## Task to carry out
Write out the records that follow with every word intact.

## Dataset content
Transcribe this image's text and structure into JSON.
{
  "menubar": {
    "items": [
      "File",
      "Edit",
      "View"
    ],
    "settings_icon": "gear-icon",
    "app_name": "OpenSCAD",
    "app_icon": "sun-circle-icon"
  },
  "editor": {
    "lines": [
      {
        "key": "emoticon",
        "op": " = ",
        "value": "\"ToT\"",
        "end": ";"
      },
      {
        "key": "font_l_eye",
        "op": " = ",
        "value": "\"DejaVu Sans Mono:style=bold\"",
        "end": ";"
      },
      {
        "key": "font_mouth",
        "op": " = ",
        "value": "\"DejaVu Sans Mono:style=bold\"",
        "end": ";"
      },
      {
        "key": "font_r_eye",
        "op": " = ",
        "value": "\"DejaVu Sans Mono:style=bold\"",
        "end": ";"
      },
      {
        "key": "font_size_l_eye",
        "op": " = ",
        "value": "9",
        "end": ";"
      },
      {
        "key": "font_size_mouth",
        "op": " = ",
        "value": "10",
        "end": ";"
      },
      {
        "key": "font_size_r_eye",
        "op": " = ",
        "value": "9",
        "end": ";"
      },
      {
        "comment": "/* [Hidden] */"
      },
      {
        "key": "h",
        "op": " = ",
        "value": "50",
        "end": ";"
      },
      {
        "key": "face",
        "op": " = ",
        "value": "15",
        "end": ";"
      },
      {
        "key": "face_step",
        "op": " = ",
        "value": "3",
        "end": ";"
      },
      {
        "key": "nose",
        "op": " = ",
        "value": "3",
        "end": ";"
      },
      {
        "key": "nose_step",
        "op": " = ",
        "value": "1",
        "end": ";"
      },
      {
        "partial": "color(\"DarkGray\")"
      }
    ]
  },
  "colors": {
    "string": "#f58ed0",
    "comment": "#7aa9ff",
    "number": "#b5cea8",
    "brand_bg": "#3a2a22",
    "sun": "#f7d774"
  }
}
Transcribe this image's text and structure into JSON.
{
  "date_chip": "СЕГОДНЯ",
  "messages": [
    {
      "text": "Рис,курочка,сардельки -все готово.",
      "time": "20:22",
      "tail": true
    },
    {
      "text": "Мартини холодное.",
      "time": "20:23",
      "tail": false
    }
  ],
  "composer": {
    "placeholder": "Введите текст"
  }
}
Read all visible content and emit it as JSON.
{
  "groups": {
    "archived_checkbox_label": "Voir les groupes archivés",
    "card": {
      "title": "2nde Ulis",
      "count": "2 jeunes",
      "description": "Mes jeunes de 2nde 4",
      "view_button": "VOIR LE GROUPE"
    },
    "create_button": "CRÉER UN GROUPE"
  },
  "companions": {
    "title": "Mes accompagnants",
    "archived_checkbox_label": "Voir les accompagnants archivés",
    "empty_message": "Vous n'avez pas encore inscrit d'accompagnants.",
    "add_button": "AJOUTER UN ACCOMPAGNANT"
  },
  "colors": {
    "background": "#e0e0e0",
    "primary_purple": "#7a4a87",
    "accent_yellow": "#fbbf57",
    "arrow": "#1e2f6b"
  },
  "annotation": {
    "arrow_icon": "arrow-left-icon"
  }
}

## Response box
Transcribe this image's text and structure into JSON.
{
  "menubar": {
    "items": [
      "File",
      "Edit",
      "View"
    ],
    "settings_icon": "gear-icon",
    "app_name": "OpenSCAD",
    "app_icon": "sun-circle-icon"
  },
  "editor": {
    "lines": [
      {
        "key": "emoticon",
        "op": " = ",
        "value": "\"ToT\"",
        "end": ";"
      },
      {
        "key": "font_l_eye",
        "op": " = ",
        "value": "\"DejaVu Sans Mono:style=bold\"",
        "end": ";"
      },
      {
        "key": "font_mouth",
        "op": " = ",
        "value": "\"DejaVu Sans Mono:style=bold\"",
        "end": ";"
      },
      {
        "key": "font_r_eye",
        "op": " = ",
        "value": "\"DejaVu Sans Mono:style=bold\"",
        "end": ";"
      },
      {
        "key": "font_size_l_eye",
        "op": " = ",
        "value": "9",
        "end": ";"
      },
      {
        "key": "font_size_mouth",
        "op": " = ",
        "value": "10",
        "end": ";"
      },
      {
        "key": "font_size_r_eye",
        "op": " = ",
        "value": "9",
        "end": ";"
      },
      {
        "comment": "/* [Hidden] */"
      },
      {
        "key": "h",
        "op": " = ",
        "value": "50",
        "end": ";"
      },
      {
        "key": "face",
        "op": " = ",
        "value": "15",
        "end": ";"
      },
      {
        "key": "face_step",
        "op": " = ",
        "value": "3",
        "end": ";"
      },
      {
        "key": "nose",
        "op": " = ",
        "value": "3",
        "end": ";"
      },
      {
        "key": "nose_step",
        "op": " = ",
        "value": "1",
        "end": ";"
      },
      {
        "partial": "color(\"DarkGray\")"
      }
    ]
  },
  "colors": {
    "string": "#f58ed0",
    "comment": "#7aa9ff",
    "number": "#b5cea8",
    "brand_bg": "#3a2a22",
    "sun": "#f7d774"
  }
}
Transcribe this image's text and structure into JSON.
{
  "date_chip": "СЕГОДНЯ",
  "messages": [
    {
      "text": "Рис,курочка,сардельки -все готово.",
      "time": "20:22",
      "tail": true
    },
    {
      "text": "Мартини холодное.",
      "time": "20:23",
      "tail": false
    }
  ],
  "composer": {
    "placeholder": "Введите текст"
  }
}
Read all visible content and emit it as JSON.
{
  "groups": {
    "archived_checkbox_label": "Voir les groupes archivés",
    "card": {
      "title": "2nde Ulis",
      "count": "2 jeunes",
      "description": "Mes jeunes de 2nde 4",
      "view_button": "VOIR LE GROUPE"
    },
    "create_button": "CRÉER UN GROUPE"
  },
  "companions": {
    "title": "Mes accompagnants",
    "archived_checkbox_label": "Voir les accompagnants archivés",
    "empty_message": "Vous n'avez pas encore inscrit d'accompagnants.",
    "add_button": "AJOUTER UN ACCOMPAGNANT"
  },
  "colors": {
    "background": "#e0e0e0",
    "primary_purple": "#7a4a87",
    "accent_yellow": "#fbbf57",
    "arrow": "#1e2f6b"
  },
  "annotation": {
    "arrow_icon": "arrow-left-icon"
  }
}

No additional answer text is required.